**What the exercise asks:**
Report the count of lines in the entries below that contain "comments", and leave out everything else.

======== Data shown ========

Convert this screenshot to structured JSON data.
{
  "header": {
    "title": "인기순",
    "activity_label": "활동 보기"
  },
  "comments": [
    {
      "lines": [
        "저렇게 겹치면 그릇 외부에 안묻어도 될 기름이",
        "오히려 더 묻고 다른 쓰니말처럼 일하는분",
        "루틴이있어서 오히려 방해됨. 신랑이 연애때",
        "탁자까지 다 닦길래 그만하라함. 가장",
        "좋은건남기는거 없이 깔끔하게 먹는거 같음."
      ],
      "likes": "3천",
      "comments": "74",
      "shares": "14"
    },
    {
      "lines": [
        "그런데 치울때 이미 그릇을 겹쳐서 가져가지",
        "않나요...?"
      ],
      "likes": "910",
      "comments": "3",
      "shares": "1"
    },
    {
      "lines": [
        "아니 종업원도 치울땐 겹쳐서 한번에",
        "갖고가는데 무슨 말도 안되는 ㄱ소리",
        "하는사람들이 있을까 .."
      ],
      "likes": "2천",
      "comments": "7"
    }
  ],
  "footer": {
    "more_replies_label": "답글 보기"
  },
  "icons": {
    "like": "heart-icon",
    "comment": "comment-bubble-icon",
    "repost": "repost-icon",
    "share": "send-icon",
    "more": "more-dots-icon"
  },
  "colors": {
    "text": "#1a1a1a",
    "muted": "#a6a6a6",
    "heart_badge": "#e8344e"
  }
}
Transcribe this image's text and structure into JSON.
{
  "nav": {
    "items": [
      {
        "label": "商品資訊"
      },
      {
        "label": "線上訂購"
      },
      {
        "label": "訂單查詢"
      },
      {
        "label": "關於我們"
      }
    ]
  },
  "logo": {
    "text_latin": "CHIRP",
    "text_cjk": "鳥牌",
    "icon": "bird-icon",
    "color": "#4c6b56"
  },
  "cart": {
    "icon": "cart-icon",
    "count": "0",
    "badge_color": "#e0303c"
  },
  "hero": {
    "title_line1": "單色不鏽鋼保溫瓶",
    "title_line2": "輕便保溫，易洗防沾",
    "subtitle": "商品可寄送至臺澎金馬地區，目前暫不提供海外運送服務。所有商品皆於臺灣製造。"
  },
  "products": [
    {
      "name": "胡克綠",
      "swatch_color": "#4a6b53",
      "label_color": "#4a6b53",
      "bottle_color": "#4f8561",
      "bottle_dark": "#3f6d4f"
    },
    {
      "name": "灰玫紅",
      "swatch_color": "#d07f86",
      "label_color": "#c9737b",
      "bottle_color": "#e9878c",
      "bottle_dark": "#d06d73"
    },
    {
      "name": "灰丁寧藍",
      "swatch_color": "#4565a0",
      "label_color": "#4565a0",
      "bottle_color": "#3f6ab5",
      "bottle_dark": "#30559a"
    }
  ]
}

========

**Reply to the exercise:**
4